Christmas TV History is a five-part audio series created in July 2019. There are five installments: an introduction, the history of Christmas animation, the history of Christmas TV movies, yuletide variety specials and episodes, and Charles Dickens’ A Christmas Carol adaptations. Why these topics for the episodes here? These are the most discussed formats and topics that I’m asked about. I hope you find them satisfying.
I've been working on finalizing the expanded and updated, 2nd edition of the encyclopedia Tis the Season TV coming out next year. I’ve been researching and writing about Christmas entertainment for nearly twenty years. It’s one thing to gather data for the encyclopedia and another thing to synthesize the information. I’ve never been in a better place to share what I’ve learned.
I’m also a firm believer in examining popular culture—most importantly here, Christmas entertainment—so we can better understand ourselves through the stories we tell and connect with. Considering there are thousands of Christmas episodes, specials and TV movies, and so little scholarship on it to this point, I can say it is a body of work that is under-appreciated despite the big business the TV and film industry knows it to be. Looking back into the history of television, I can clearly see that yuletide programs have been a part of every format in TV, proving that Christmas TV History is TV history.
I’m also doing this audio series as a first step toward writing about Christmas TV History for a collection of essays that will eventually be published in print as well. The written essays will be much longer, have more depth, and refer to more examples—but starting the conversation in these fairly short, 30-minute audio episodes allows me to share some of this information now.

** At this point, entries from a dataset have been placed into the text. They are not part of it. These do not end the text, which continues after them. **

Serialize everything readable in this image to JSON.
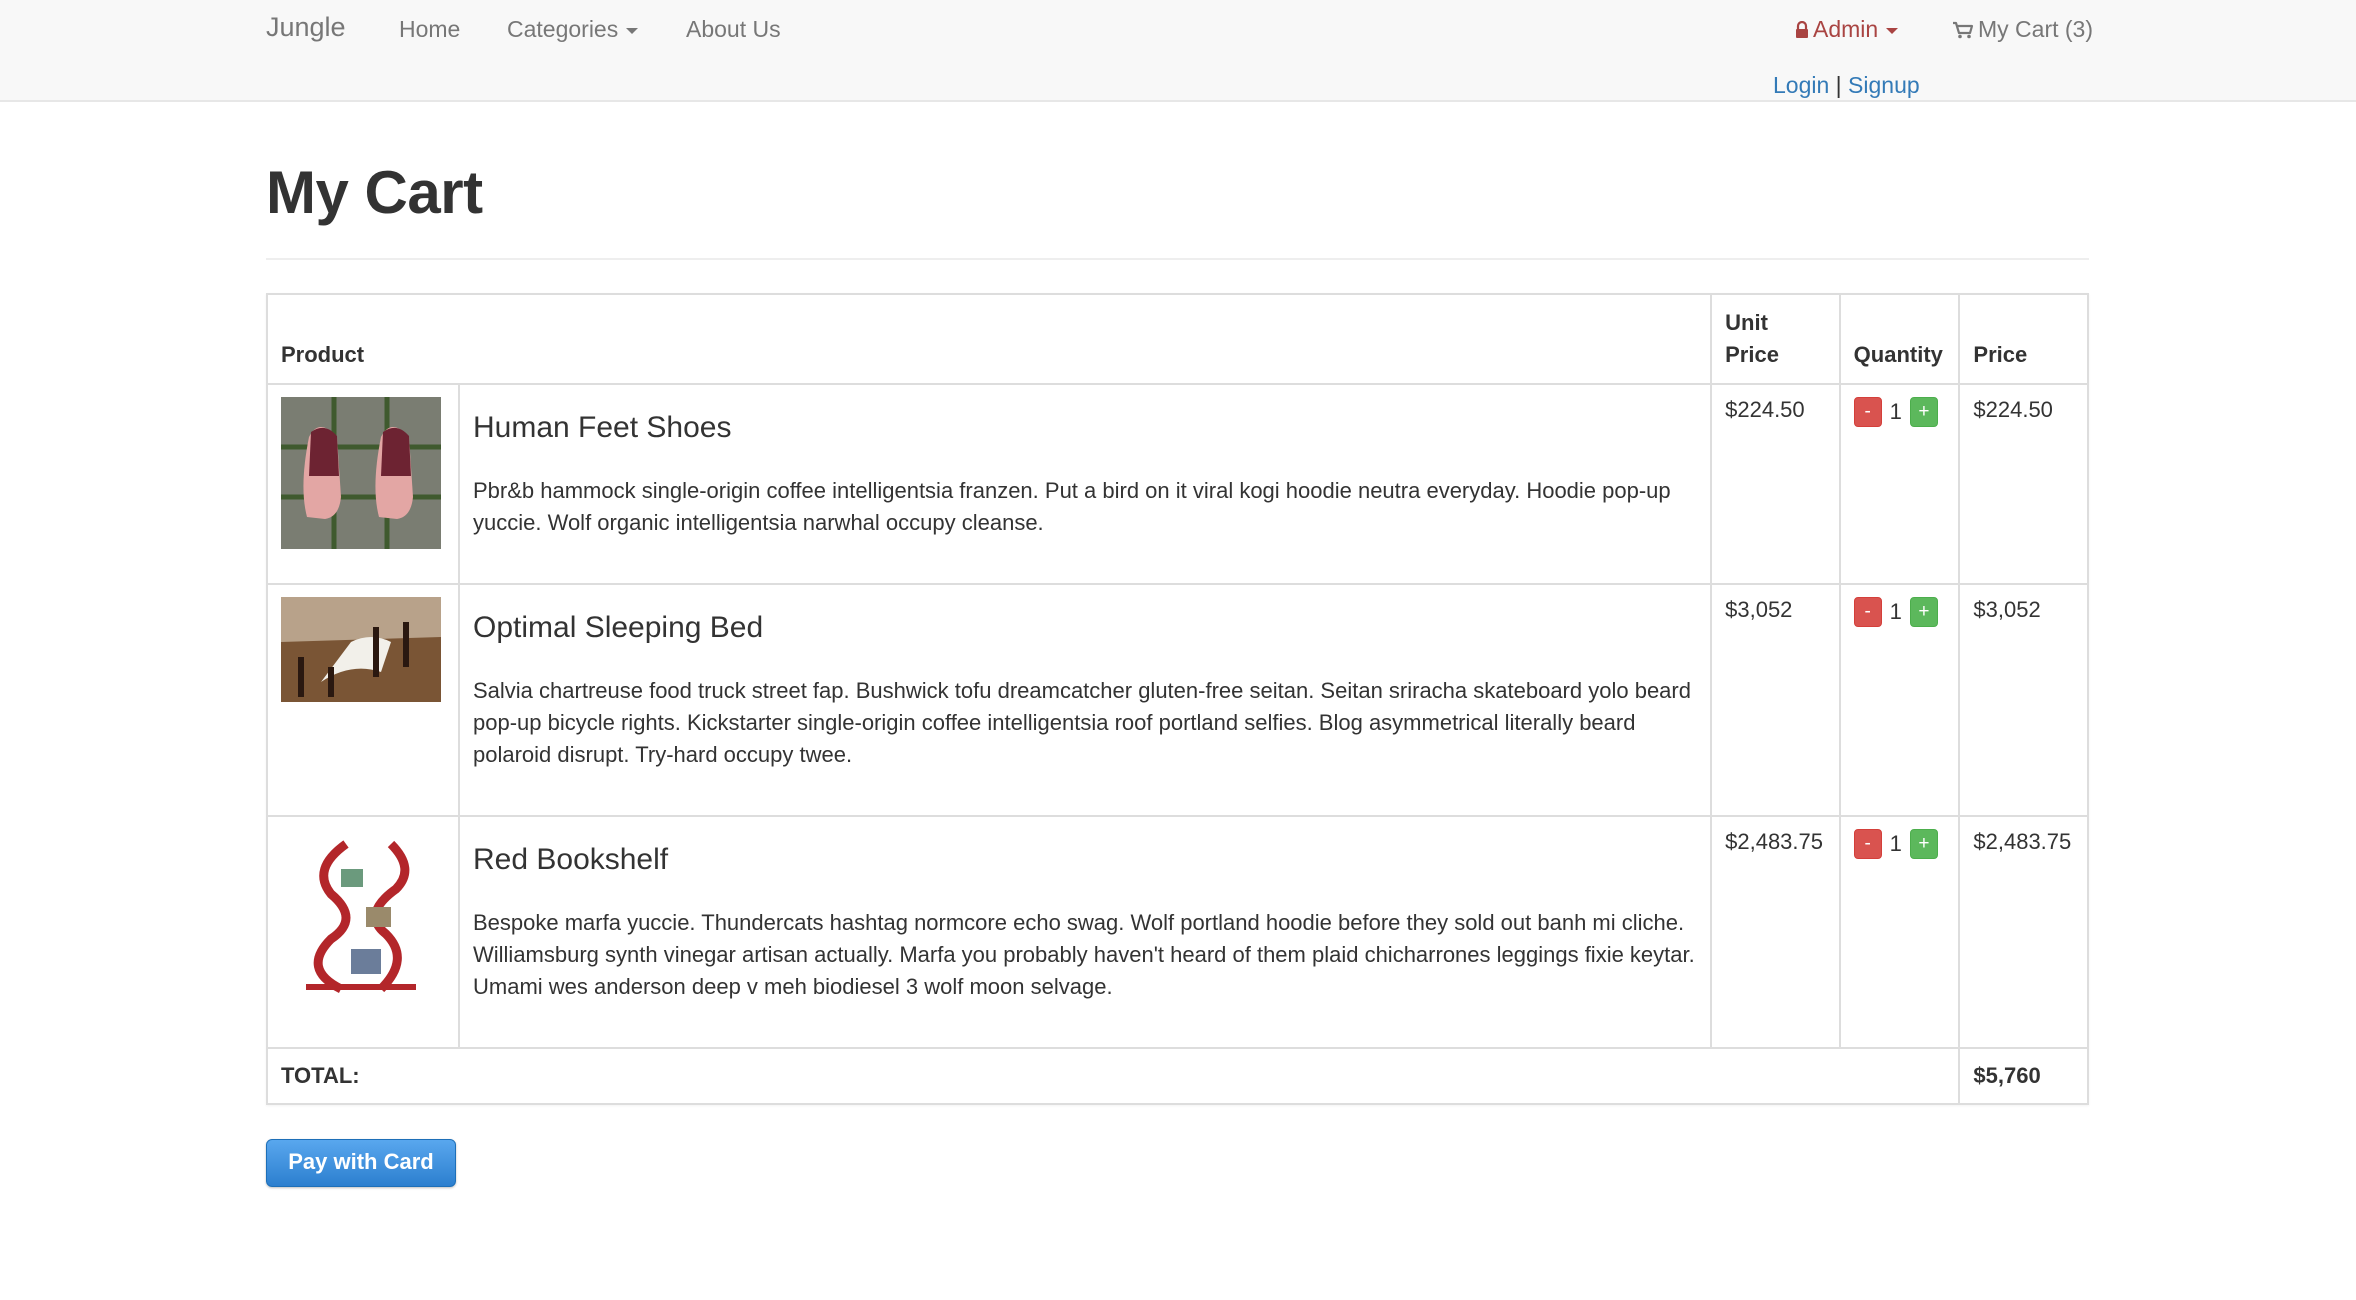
{
  "navbar": {
    "brand": "Jungle",
    "links": [
      "Home",
      "Categories",
      "About Us"
    ],
    "admin_label": "Admin",
    "cart_label": "My Cart (3)",
    "login": "Login",
    "separator": "|",
    "signup": "Signup"
  },
  "page": {
    "title": "My Cart"
  },
  "table": {
    "headers": {
      "product": "Product",
      "unit_price": "Unit Price",
      "quantity": "Quantity",
      "price": "Price"
    },
    "rows": [
      {
        "name": "Human Feet Shoes",
        "description": "Pbr&b hammock single-origin coffee intelligentsia franzen. Put a bird on it viral kogi hoodie neutra everyday. Hoodie pop-up yuccie. Wolf organic intelligentsia narwhal occupy cleanse.",
        "unit_price": "$224.50",
        "quantity": "1",
        "price": "$224.50"
      },
      {
        "name": "Optimal Sleeping Bed",
        "description": "Salvia chartreuse food truck street fap. Bushwick tofu dreamcatcher gluten-free seitan. Seitan sriracha skateboard yolo beard pop-up bicycle rights. Kickstarter single-origin coffee intelligentsia roof portland selfies. Blog asymmetrical literally beard polaroid disrupt. Try-hard occupy twee.",
        "unit_price": "$3,052",
        "quantity": "1",
        "price": "$3,052"
      },
      {
        "name": "Red Bookshelf",
        "description": "Bespoke marfa yuccie. Thundercats hashtag normcore echo swag. Wolf portland hoodie before they sold out banh mi cliche. Williamsburg synth vinegar artisan actually. Marfa you probably haven't heard of them plaid chicharrones leggings fixie keytar. Umami wes anderson deep v meh biodiesel 3 wolf moon selvage.",
        "unit_price": "$2,483.75",
        "quantity": "1",
        "price": "$2,483.75"
      }
    ],
    "minus_label": "-",
    "plus_label": "+",
    "total_label": "TOTAL:",
    "total_value": "$5,760"
  },
  "pay_button": "Pay with Card"
}
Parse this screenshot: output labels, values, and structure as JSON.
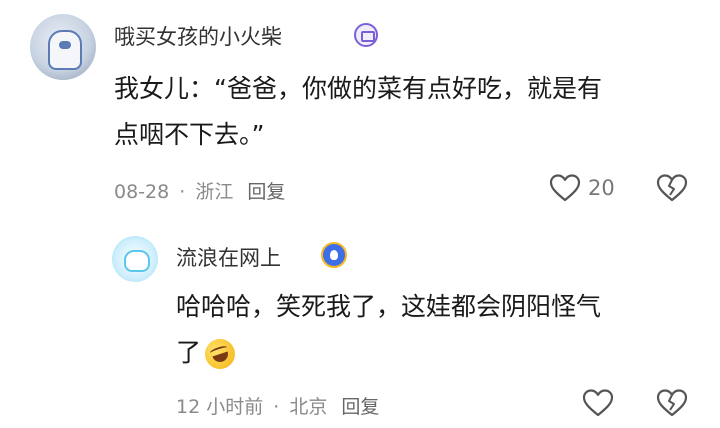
{
  "comments": [
    {
      "username": "哦买女孩的小火柴",
      "badge_icon": "vip-badge-icon",
      "content_lines": [
        "我女儿：“爸爸，你做的菜有点好吃，就是有",
        "点咽不下去。”"
      ],
      "date": "08-28",
      "separator": "·",
      "location": "浙江",
      "reply_label": "回复",
      "like_count": "20"
    }
  ],
  "reply": {
    "username": "流浪在网上",
    "badge_icon": "fish-badge-icon",
    "content_lines": [
      "哈哈哈，笑死我了，这娃都会阴阳怪气",
      "了"
    ],
    "emoji": "rolling-laughing-emoji",
    "time": "12 小时前",
    "separator": "·",
    "location": "北京",
    "reply_label": "回复"
  },
  "colors": {
    "text": "#1a1a1a",
    "meta": "#8a8a8a",
    "icon": "#555555"
  }
}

More installments are possible in the future—I can certainly discuss the history of sitcom/comedy Christmas episodes, theatrical-release Christmas movies, interesting adaptations of O. Henry’s “Gift of the Magi,” all 20 Rankin/Bass animated Christmas and New Year’s programs—the potential list goes on and on. If you like this series, feel free to drop me a line and suggest a potential topic for a future installment.